By Mark G. McLaughlin
A leaky sink or tub faucet is more than just a noisy nuisance – it wastes water. For most people, water is not free, which means a leaky faucet is quite literally money going down the drain. Any plumber can fix a leaky faucet, and usually in less than an hour.
For those who don’t want to wait around for a plumber, or don’t want to spend the money to pay a professional, there are ways to fix-it-yourself. Here are the basic things you need to know and the steps you need to take to fix a faucet yourself.
Step One: Have the Right Tools – and the Right Parts
To fix a faucet you need tools and possibly some new parts. Any hardware store can sell you what you need, as long as you can tell them what kind of faucet you have. For most faucets, all you will need is:
- An adjustable wrench,
- A flat head and a Phillips-head screwdriver
- A pair of pliers.
- Plumber’s grease (available at any hardware store)
- A utility knife

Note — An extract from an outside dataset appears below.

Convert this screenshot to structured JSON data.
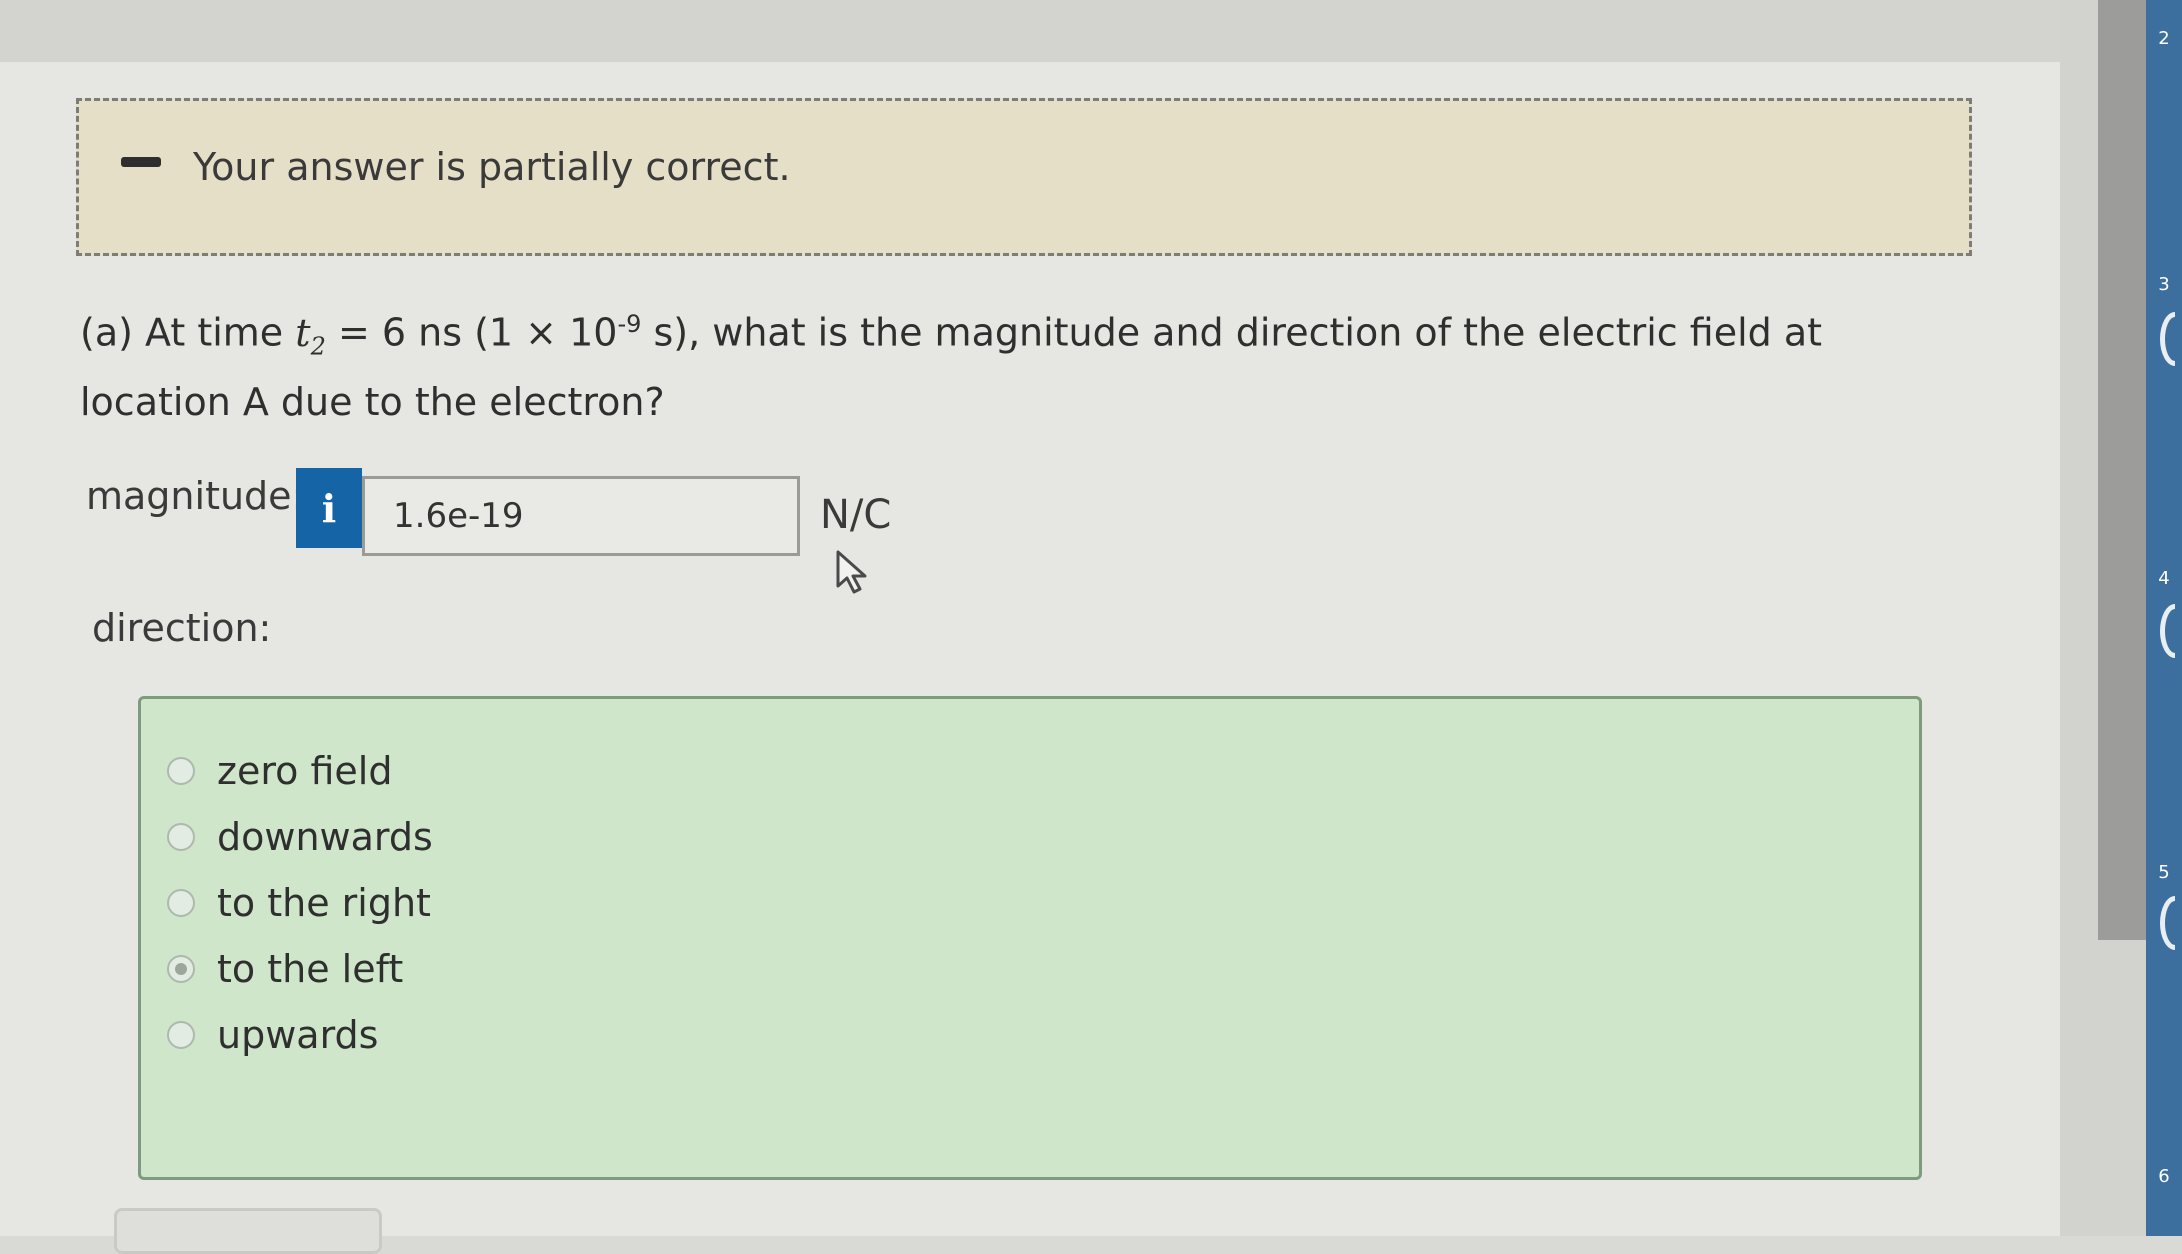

For a ball faucet, however, you also will need to buy a replacement kit, as there are several parts that will have to be swapped out for new ones. A good ball faucet kit will come with the right tools for the job. For any other faucet, you will probably need a set of replacement seals or O-rings. The part you need depends on the kind of faucet you have. Just ask a knowledgeable clerk in the hardware store to point out the kit or wrench that is right for you.
Step Two: Turn Off the Water
The water needs to be off before you try to fix a faucet. The valve or knob to turn off the water is usually located on a pipe beneath the sink or in cabinet behind the tub. If you can’t find it, then find the main water pipe that brings water into the house and turn it off. This, of course, means letting everyone else in the building know that the water will be off.
Step Three: Plug the Drain
Put a stopper or thick rag to plug the drain. This way if you ensure you won’t see a needed screw, washer or part literally go down the drain – which is a whole different plumbing problem.
Step Four: Depends on the Faucet
There are basically four kinds of faucets: ball, compression, cartridge, and ceramic disk. How you proceed from here depends on the faucet you are dealing with.
- Unscrew the handle
- Remove the cap and collar with pliers.
- Loosen the faucet cam (there is a tool and instructions on how to do so in the kit you had to buy to do this process)
- Remove the springs and inlet seals (if the correct tool did not come with the kit, needle-nose pliers or tweezers will work in a pinch)
- Cut off the O-rings
- Grease and replace the O-rings (this is where that plumber’s grease comes in)
- Put in new springs, seals and washers. These come with the kit and the instructions will show the order in which they are placed
- Put it all back together and reattach the handle
- Remove the caps (one for hot water, one for cold). These may need to be pried off.
- Unscrew the handle
- Remove the nut. For this you need a wrench.
- Find and pull out the stem
- Remove and replace the O-ring
- Take out and replace the seat washer (a little plumber’s grease won’t hurt)
- Put it all back together again
- Pry off any decorative cap and unscrew and remove the handle.
- Get out your pliers and look for the retaining clip. Gently pull it out – that will reveal the cartridge.
- Use your pliers to make the cartridge stand up strait.
- Take off the spout; this will reveal the O-rings (which look like Os)
- Remove and replace the O-rings. The rings usually have to be cut off using a knife. Coast the new rings in plumber’s grease and put them where the old ones were seated.
- Put the handle back on.
Ceramic Disk Faucet
- Unscrew and Remove the handle
- Remove the escutcheon (a metal cap)
- Remove the cylinder – this should just unscrew by hand.
- Find the seals and cylinder. Clean the cylinder with soap and water, white vinegar or something similar. It is usually better to replace the seals than it is to just clean the old ones and put them back in. If you did not know what kind of seals you needed in advance, take the old ones with you back to the hardware store – and get the ones that fit your faucet.
- Put it all back together – seals, cylinder, metal cap and handle.
The Last Step: Unplug the drain and turn on the water
The final step, and the proof of your work, is to unplug the drain, turn the water back on and then try the faucet. Let it run for a few seconds and then turn it off. If it is no longer leaky, congratulations. If it is still leaky, take it apart and put it all back together again. If that fails, well, then it is time to call a plumber.